Build a Native Mobile App with React Native

The design of native mobile application development is a difficult environment. There are different operating systems, a wide range of handset manufacturers and a vast array of screen resolutions to create with. Thankfully, Facebook launched React Native–a platform intended to apply the React approach to mobile application development.

In this discussion, we will create a weather app in real-time, using the free API of OpenWeatherMap.We will address the function with React Native components, icons and styles, and the loading and decoding of JSON data.

Getting started

First, download the GitHub source files. You will notice a “source-imagery” file including the demonstration photos, an ‘article-steps’ file including the source code for each stage (plus comments), and a ‘completed-project’ file including the final project.
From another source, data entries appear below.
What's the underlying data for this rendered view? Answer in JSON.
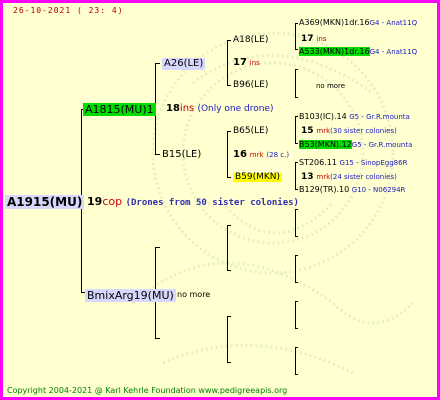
{
  "date": "26-10-2021 ( 23: 4)",
  "root": {
    "name": "A1915(MU)",
    "num": "19",
    "unit": "cop",
    "note": "(Drones from 50 sister colonies)"
  },
  "p1": {
    "name": "A1815(MU)1",
    "num": "18",
    "unit": "ins",
    "note": "(Only one drone)"
  },
  "p2": {
    "name": "BmixArg19(MU)",
    "note": "no more"
  },
  "gp1": {
    "name": "A26(LE)"
  },
  "gp2": {
    "name": "B15(LE)"
  },
  "ggp1": {
    "name": "A18(LE)",
    "num": "17",
    "unit": "ins"
  },
  "ggp2": {
    "name": "B96(LE)",
    "note": "no more"
  },
  "ggp3": {
    "name": "B65(LE)",
    "num": "16",
    "unit": "mrk",
    "note": "(28 c.)"
  },
  "ggp4": {
    "name": "B59(MKN)",
    "num": "13",
    "unit": "mrk",
    "note": "(24 sister colonies)"
  },
  "g1": {
    "name": "A369(MKN)1dr.16",
    "extra": "G4 - Anat11Q"
  },
  "g1b": {
    "num": "17",
    "unit": "ins"
  },
  "g2": {
    "name": "A533(MKN)1dr.16",
    "extra": "G4 - Anat11Q"
  },
  "g3": {
    "name": "B103(IC).14",
    "extra": "G5 - Gr.R.mounta"
  },
  "g3b": {
    "num": "15",
    "unit": "mrk",
    "note": "(30 sister colonies)"
  },
  "g4": {
    "name": "B53(MKN).12",
    "extra": "G5 - Gr.R.mounta"
  },
  "g5": {
    "name": "ST206.11",
    "extra": "G15 - SinopEgg86R"
  },
  "g5b": {
    "num": "13",
    "unit": "mrk",
    "note": "(24 sister colonies)"
  },
  "g6": {
    "name": "B129(TR).10",
    "extra": "G10 - N06294R"
  },
  "footer": "Copyright 2004-2021 @ Karl Kehrle Foundation    www.pedigreeapis.org",
  "colors": {
    "frame": "#ff00ff",
    "background": "#ffffd0",
    "highlight_green": "#00dd00",
    "highlight_yellow": "#ffff00",
    "highlight_blue": "#d8d8ff"
  }
}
To compile the iOS applications (available from the App Store), and the Homebrew OSX package manager, you will require Xcode. Once you have Homebrew installed, you can open a Terminal window and execute the following commands (in case you have issues, here is a guide):

  • brew install node to install Node.js
  • brew install watchman to install Watchman, a file-watching service
  • brew install flow, a static data type checker
  • npm install -g react-native-cli to install React Native

Type react-native init weatherapp to build the project. Take a note of the project file and open it to see the default folder layout for React Native. The iOS directory is where the project files for the iOS application project files are. At this point, the file we are interested in is ‘index.ios.js’ Access that in your editor of choice.

It generates an empty view using a range of designs, the container style and a variable of state called backgroundColor. We can adjust the backgroundColor adjustable created on the existing temperature when we enquire about the weather API for data. We may also set the type of container to use flex: 1 for centering.

Now we will use React’s getInitialState technique. This is immediately activated on any module when the app is running. We will use it to declare state variables which will be used later. Add that to the WeatherApp class rendering method.

Now is the best time to hit play on the simulator to see your application jump into Xcode. One of the eccentric features of React Native is its rate of recompilation. Edit #FFFFFFF to another color and hit ‘cmd+R’ to see the near-instant reload – nice!

Declaring constants

Let us announce the constants used for the background colors, and another for the URL which offers weather information. Just below the React requires adding the following:

Often, we will need to use another built-in procedure of React, component DidMount. This is immediately triggered upon the positive loading of a part. To get the latest geolocation we will use it to ask the navigator. After getInitialState process and before rendering method, add the following:

Once collected, you will be requested by the simulator to enable the application to enter your location. In the Xcode output window, you should notice the completed URL (the adjustable formatted URL) shown. React Native uses console.log() to show content like this-very helpful for debugging. Hire mobile app developers in Dubai to help you build your mobile application using a native mobile app with React Native with the help of our expert and professional staff!

Sending our latitude and longitude to the API is the next step. Add the following code below componentDidMount and above render:

Eventually, add a line from the component DidMount function which will call this latest fetch data feature. The following code goes immediately below the console.log we used to display the URL.

reflects the temperature.

As the app loads, it needs to check its state to see if the weather data is available or not: apply your own unique load and loading Text styling into the styles and this section will be completed.

While running the app, you should see the loading message momentarily, and then a background color representing the temperature.

Weather information

Now it is time to build the part that shows the details regarding weather. Create a new folder named ‘App’ in your project. Create another folder called ‘Views’, in which we will import from the steps of the article the WeatherView template.

Adding icons

We will now attach icons for each of the weather forms to our Xcode project. Open “ Images.xcassets” in Xcode, then move all images from the weather icons tab.

Adding data

All that remains is to complement some details. Head to your ‘index.ios.js’ and update the rendering method.

This analyses the JSON response and takes data from the city, country, and temperature, and passes it to the component. Now if you want to restart the emulator with ‘ cmd+R, ‘ then you should see your final app.


As it turned out, React has been incredibly popular around the world, including large companies. And now the framework has been carried onto the smartphone through React Native. React Native is a great option to build strong iOS and Android applications that feel at home on their respective platforms, all while expanding on any previous with mobile application development.